=== WHAT IS BEING ASKED ===
Please copy the data exactly as it stands, minus the images.

=== INFORMATION SUPPLIED ===
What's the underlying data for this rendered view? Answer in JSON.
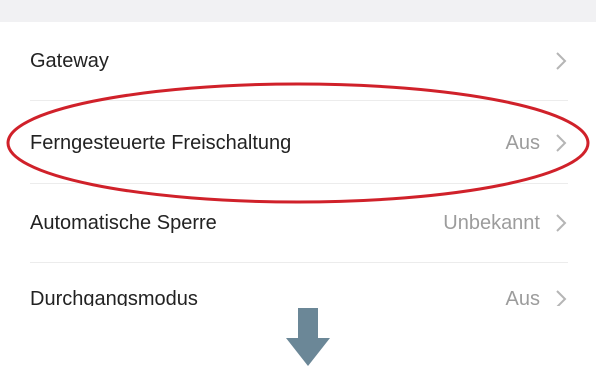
{
  "settings": {
    "items": [
      {
        "label": "Gateway",
        "value": ""
      },
      {
        "label": "Ferngesteuerte Freischaltung",
        "value": "Aus"
      },
      {
        "label": "Automatische Sperre",
        "value": "Unbekannt"
      },
      {
        "label": "Durchgangsmodus",
        "value": "Aus"
      }
    ]
  },
  "colors": {
    "highlight_ellipse": "#d0212a",
    "arrow": "#6b8797",
    "label_text": "#222222",
    "value_text": "#9c9c9c",
    "chevron": "#b5b5b5"
  },
  "icons": {
    "chevron": "chevron-right-icon",
    "arrow": "arrow-down-icon"
  }
}
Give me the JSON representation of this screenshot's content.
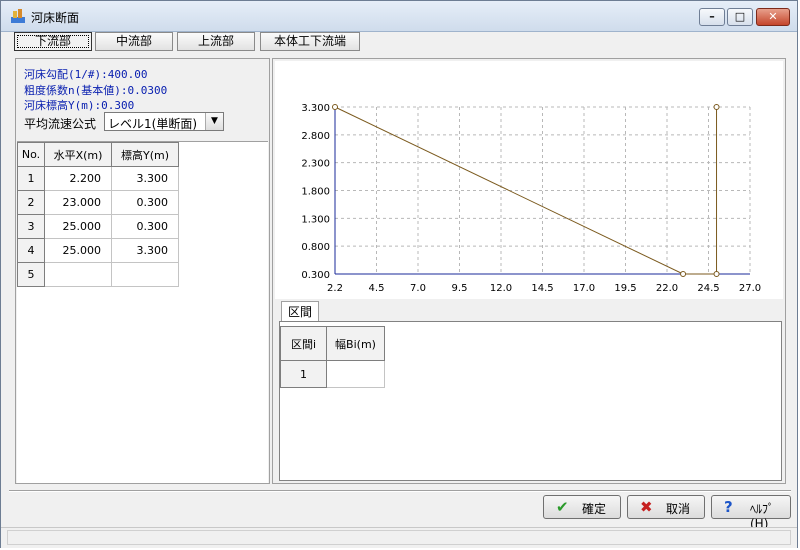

=== WRITTEN RESPONSE ===
What's the underlying data for this rendered view? Answer in JSON.
{
  "settings": {
    "items": [
      {
        "label": "Gateway",
        "value": ""
      },
      {
        "label": "Ferngesteuerte Freischaltung",
        "value": "Aus"
      },
      {
        "label": "Automatische Sperre",
        "value": "Unbekannt"
      },
      {
        "label": "Durchgangsmodus",
        "value": "Aus"
      }
    ]
  },
  "colors": {
    "highlight_ellipse": "#d0212a",
    "arrow": "#6b8797",
    "label_text": "#222222",
    "value_text": "#9c9c9c",
    "chevron": "#b5b5b5"
  },
  "icons": {
    "chevron": "chevron-right-icon",
    "arrow": "arrow-down-icon"
  }
}
Give me the JSON representation of this screenshot's content.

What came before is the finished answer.